___ SOURCE RECORDS

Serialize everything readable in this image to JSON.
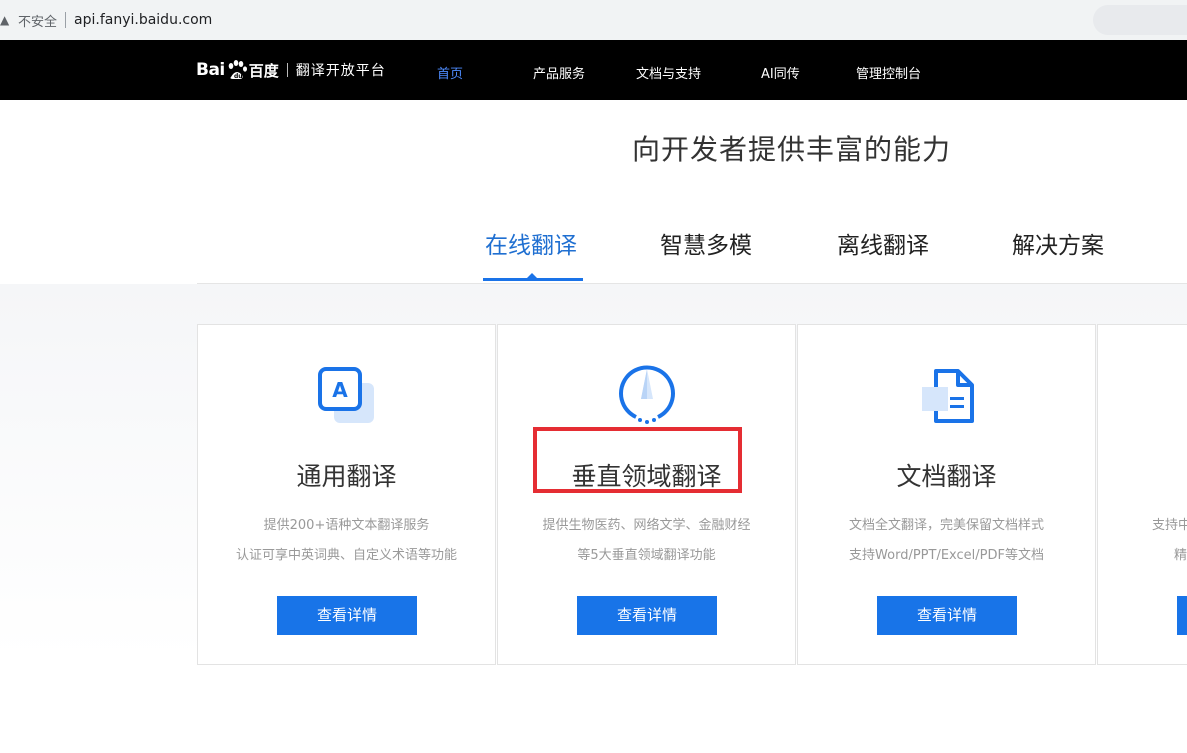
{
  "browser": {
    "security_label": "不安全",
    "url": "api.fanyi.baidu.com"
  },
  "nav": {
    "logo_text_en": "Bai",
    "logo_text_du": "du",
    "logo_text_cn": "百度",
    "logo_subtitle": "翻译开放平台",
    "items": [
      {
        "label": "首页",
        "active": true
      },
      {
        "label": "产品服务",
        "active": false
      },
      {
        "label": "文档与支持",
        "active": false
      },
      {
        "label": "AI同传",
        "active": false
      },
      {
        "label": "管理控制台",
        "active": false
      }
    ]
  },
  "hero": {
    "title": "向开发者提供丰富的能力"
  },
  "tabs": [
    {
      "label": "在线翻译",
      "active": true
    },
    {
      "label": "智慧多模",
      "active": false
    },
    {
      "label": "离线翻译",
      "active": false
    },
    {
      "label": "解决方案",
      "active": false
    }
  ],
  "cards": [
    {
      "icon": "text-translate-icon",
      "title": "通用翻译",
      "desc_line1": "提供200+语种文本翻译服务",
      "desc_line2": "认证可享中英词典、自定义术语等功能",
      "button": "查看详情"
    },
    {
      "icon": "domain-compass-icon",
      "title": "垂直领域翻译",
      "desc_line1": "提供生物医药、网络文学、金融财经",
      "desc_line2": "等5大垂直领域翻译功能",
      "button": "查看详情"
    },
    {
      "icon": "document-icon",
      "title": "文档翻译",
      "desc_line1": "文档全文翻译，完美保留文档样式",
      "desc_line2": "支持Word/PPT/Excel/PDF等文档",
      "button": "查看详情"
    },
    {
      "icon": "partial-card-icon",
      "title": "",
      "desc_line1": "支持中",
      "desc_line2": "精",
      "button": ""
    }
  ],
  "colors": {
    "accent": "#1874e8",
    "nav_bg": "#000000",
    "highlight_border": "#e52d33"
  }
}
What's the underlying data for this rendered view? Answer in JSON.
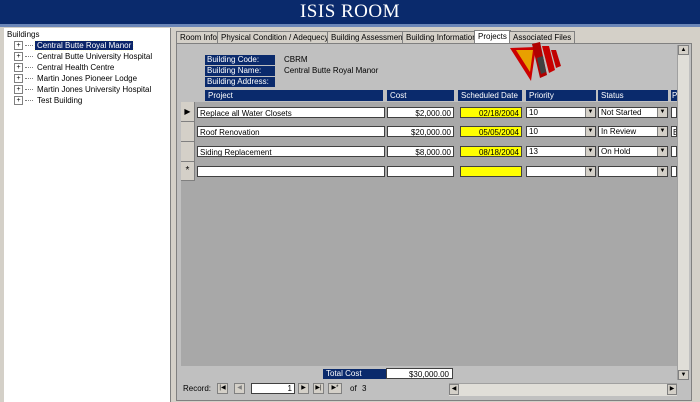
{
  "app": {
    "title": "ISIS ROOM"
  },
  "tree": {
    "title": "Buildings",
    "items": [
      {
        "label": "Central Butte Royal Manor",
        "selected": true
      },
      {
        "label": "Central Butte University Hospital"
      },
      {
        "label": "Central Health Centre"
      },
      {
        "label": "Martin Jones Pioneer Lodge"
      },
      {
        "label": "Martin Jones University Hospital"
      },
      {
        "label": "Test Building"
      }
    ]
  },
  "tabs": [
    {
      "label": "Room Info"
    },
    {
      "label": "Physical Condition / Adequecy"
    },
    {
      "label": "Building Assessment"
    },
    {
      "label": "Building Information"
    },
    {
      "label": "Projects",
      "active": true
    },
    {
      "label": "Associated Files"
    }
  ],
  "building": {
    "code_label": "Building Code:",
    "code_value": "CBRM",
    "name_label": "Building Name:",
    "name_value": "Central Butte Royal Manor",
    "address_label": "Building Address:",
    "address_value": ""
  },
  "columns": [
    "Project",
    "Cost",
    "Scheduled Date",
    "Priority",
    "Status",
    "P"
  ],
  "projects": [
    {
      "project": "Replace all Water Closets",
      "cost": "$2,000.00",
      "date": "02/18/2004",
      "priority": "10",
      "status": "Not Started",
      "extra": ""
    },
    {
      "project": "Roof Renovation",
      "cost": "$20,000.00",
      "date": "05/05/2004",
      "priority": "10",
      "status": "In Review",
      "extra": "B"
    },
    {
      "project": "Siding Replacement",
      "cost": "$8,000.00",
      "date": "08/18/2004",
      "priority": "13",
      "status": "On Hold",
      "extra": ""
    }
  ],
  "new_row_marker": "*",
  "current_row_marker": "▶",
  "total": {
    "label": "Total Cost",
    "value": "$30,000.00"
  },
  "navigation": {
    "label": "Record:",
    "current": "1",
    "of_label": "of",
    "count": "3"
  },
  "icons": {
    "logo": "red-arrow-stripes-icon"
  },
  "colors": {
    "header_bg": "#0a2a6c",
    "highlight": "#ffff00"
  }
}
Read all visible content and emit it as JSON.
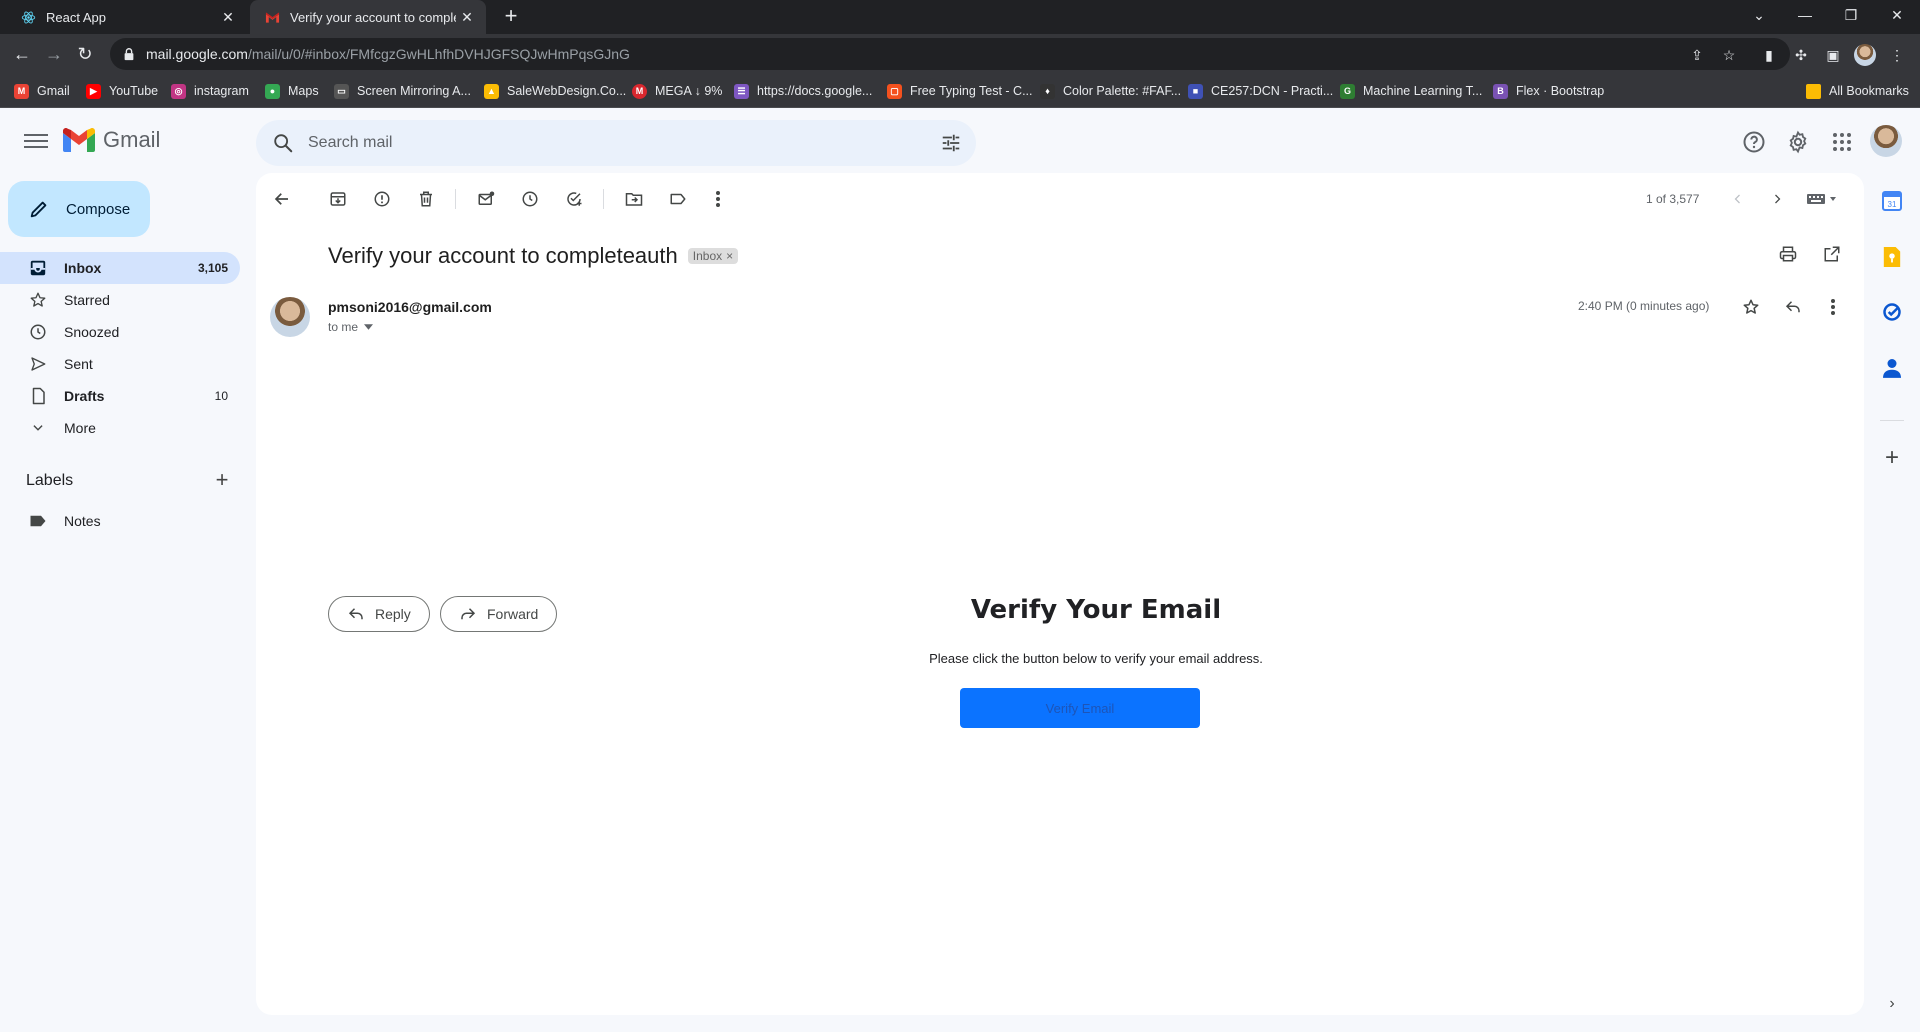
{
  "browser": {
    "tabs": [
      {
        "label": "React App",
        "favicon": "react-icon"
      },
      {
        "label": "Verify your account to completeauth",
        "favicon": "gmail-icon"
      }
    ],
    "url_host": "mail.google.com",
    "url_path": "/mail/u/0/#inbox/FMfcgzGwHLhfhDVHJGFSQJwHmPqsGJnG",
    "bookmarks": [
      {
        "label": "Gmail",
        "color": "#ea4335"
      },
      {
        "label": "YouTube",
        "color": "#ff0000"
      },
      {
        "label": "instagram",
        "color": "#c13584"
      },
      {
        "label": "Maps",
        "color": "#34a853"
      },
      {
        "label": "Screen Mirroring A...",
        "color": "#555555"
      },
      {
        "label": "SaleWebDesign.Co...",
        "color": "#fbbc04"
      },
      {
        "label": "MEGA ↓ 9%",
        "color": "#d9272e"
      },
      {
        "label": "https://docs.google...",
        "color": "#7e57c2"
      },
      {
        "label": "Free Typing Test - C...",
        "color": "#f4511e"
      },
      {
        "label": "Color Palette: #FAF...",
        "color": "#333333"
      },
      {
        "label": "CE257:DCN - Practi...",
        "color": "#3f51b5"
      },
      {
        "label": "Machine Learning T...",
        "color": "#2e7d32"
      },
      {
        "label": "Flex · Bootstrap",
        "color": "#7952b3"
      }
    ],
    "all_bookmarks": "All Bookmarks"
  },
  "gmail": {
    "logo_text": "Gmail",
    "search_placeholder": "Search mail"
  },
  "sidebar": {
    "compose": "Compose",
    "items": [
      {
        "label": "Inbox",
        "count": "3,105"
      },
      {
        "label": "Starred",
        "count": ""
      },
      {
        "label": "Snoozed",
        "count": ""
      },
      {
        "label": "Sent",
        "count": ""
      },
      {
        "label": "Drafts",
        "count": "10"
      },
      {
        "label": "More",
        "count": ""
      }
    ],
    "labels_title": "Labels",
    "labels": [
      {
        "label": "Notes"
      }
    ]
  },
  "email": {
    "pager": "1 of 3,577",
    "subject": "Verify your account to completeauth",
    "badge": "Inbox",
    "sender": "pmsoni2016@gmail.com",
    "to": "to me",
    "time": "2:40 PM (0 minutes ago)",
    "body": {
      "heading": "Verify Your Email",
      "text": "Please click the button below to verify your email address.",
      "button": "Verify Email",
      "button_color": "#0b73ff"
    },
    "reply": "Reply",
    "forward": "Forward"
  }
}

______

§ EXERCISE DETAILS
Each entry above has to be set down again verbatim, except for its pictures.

§ WRITTEN ANSWER
Serialize everything readable in this image to JSON.
{
  "browser": {
    "security_label": "不安全",
    "url": "api.fanyi.baidu.com"
  },
  "nav": {
    "logo_text_en": "Bai",
    "logo_text_du": "du",
    "logo_text_cn": "百度",
    "logo_subtitle": "翻译开放平台",
    "items": [
      {
        "label": "首页",
        "active": true
      },
      {
        "label": "产品服务",
        "active": false
      },
      {
        "label": "文档与支持",
        "active": false
      },
      {
        "label": "AI同传",
        "active": false
      },
      {
        "label": "管理控制台",
        "active": false
      }
    ]
  },
  "hero": {
    "title": "向开发者提供丰富的能力"
  },
  "tabs": [
    {
      "label": "在线翻译",
      "active": true
    },
    {
      "label": "智慧多模",
      "active": false
    },
    {
      "label": "离线翻译",
      "active": false
    },
    {
      "label": "解决方案",
      "active": false
    }
  ],
  "cards": [
    {
      "icon": "text-translate-icon",
      "title": "通用翻译",
      "desc_line1": "提供200+语种文本翻译服务",
      "desc_line2": "认证可享中英词典、自定义术语等功能",
      "button": "查看详情"
    },
    {
      "icon": "domain-compass-icon",
      "title": "垂直领域翻译",
      "desc_line1": "提供生物医药、网络文学、金融财经",
      "desc_line2": "等5大垂直领域翻译功能",
      "button": "查看详情"
    },
    {
      "icon": "document-icon",
      "title": "文档翻译",
      "desc_line1": "文档全文翻译，完美保留文档样式",
      "desc_line2": "支持Word/PPT/Excel/PDF等文档",
      "button": "查看详情"
    },
    {
      "icon": "partial-card-icon",
      "title": "",
      "desc_line1": "支持中",
      "desc_line2": "精",
      "button": ""
    }
  ],
  "colors": {
    "accent": "#1874e8",
    "nav_bg": "#000000",
    "highlight_border": "#e52d33"
  }
}
What's the underlying data for this rendered view? Answer in JSON.
{
  "app": {
    "title": "ISIS ROOM"
  },
  "tree": {
    "title": "Buildings",
    "items": [
      {
        "label": "Central Butte Royal Manor",
        "selected": true
      },
      {
        "label": "Central Butte University Hospital"
      },
      {
        "label": "Central Health Centre"
      },
      {
        "label": "Martin Jones Pioneer Lodge"
      },
      {
        "label": "Martin Jones University Hospital"
      },
      {
        "label": "Test Building"
      }
    ]
  },
  "tabs": [
    {
      "label": "Room Info"
    },
    {
      "label": "Physical Condition / Adequecy"
    },
    {
      "label": "Building Assessment"
    },
    {
      "label": "Building Information"
    },
    {
      "label": "Projects",
      "active": true
    },
    {
      "label": "Associated Files"
    }
  ],
  "building": {
    "code_label": "Building Code:",
    "code_value": "CBRM",
    "name_label": "Building Name:",
    "name_value": "Central Butte Royal Manor",
    "address_label": "Building Address:",
    "address_value": ""
  },
  "columns": [
    "Project",
    "Cost",
    "Scheduled Date",
    "Priority",
    "Status",
    "P"
  ],
  "projects": [
    {
      "project": "Replace all Water Closets",
      "cost": "$2,000.00",
      "date": "02/18/2004",
      "priority": "10",
      "status": "Not Started",
      "extra": ""
    },
    {
      "project": "Roof Renovation",
      "cost": "$20,000.00",
      "date": "05/05/2004",
      "priority": "10",
      "status": "In Review",
      "extra": "B"
    },
    {
      "project": "Siding Replacement",
      "cost": "$8,000.00",
      "date": "08/18/2004",
      "priority": "13",
      "status": "On Hold",
      "extra": ""
    }
  ],
  "new_row_marker": "*",
  "current_row_marker": "▶",
  "total": {
    "label": "Total Cost",
    "value": "$30,000.00"
  },
  "navigation": {
    "label": "Record:",
    "current": "1",
    "of_label": "of",
    "count": "3"
  },
  "icons": {
    "logo": "red-arrow-stripes-icon"
  },
  "colors": {
    "header_bg": "#0a2a6c",
    "highlight": "#ffff00"
  }
}
Read all visible content and emit it as JSON.
{
  "browser": {
    "tabs": [
      {
        "label": "React App",
        "favicon": "react-icon"
      },
      {
        "label": "Verify your account to completeauth",
        "favicon": "gmail-icon"
      }
    ],
    "url_host": "mail.google.com",
    "url_path": "/mail/u/0/#inbox/FMfcgzGwHLhfhDVHJGFSQJwHmPqsGJnG",
    "bookmarks": [
      {
        "label": "Gmail",
        "color": "#ea4335"
      },
      {
        "label": "YouTube",
        "color": "#ff0000"
      },
      {
        "label": "instagram",
        "color": "#c13584"
      },
      {
        "label": "Maps",
        "color": "#34a853"
      },
      {
        "label": "Screen Mirroring A...",
        "color": "#555555"
      },
      {
        "label": "SaleWebDesign.Co...",
        "color": "#fbbc04"
      },
      {
        "label": "MEGA ↓ 9%",
        "color": "#d9272e"
      },
      {
        "label": "https://docs.google...",
        "color": "#7e57c2"
      },
      {
        "label": "Free Typing Test - C...",
        "color": "#f4511e"
      },
      {
        "label": "Color Palette: #FAF...",
        "color": "#333333"
      },
      {
        "label": "CE257:DCN - Practi...",
        "color": "#3f51b5"
      },
      {
        "label": "Machine Learning T...",
        "color": "#2e7d32"
      },
      {
        "label": "Flex · Bootstrap",
        "color": "#7952b3"
      }
    ],
    "all_bookmarks": "All Bookmarks"
  },
  "gmail": {
    "logo_text": "Gmail",
    "search_placeholder": "Search mail"
  },
  "sidebar": {
    "compose": "Compose",
    "items": [
      {
        "label": "Inbox",
        "count": "3,105"
      },
      {
        "label": "Starred",
        "count": ""
      },
      {
        "label": "Snoozed",
        "count": ""
      },
      {
        "label": "Sent",
        "count": ""
      },
      {
        "label": "Drafts",
        "count": "10"
      },
      {
        "label": "More",
        "count": ""
      }
    ],
    "labels_title": "Labels",
    "labels": [
      {
        "label": "Notes"
      }
    ]
  },
  "email": {
    "pager": "1 of 3,577",
    "subject": "Verify your account to completeauth",
    "badge": "Inbox",
    "sender": "pmsoni2016@gmail.com",
    "to": "to me",
    "time": "2:40 PM (0 minutes ago)",
    "body": {
      "heading": "Verify Your Email",
      "text": "Please click the button below to verify your email address.",
      "button": "Verify Email",
      "button_color": "#0b73ff"
    },
    "reply": "Reply",
    "forward": "Forward"
  }
}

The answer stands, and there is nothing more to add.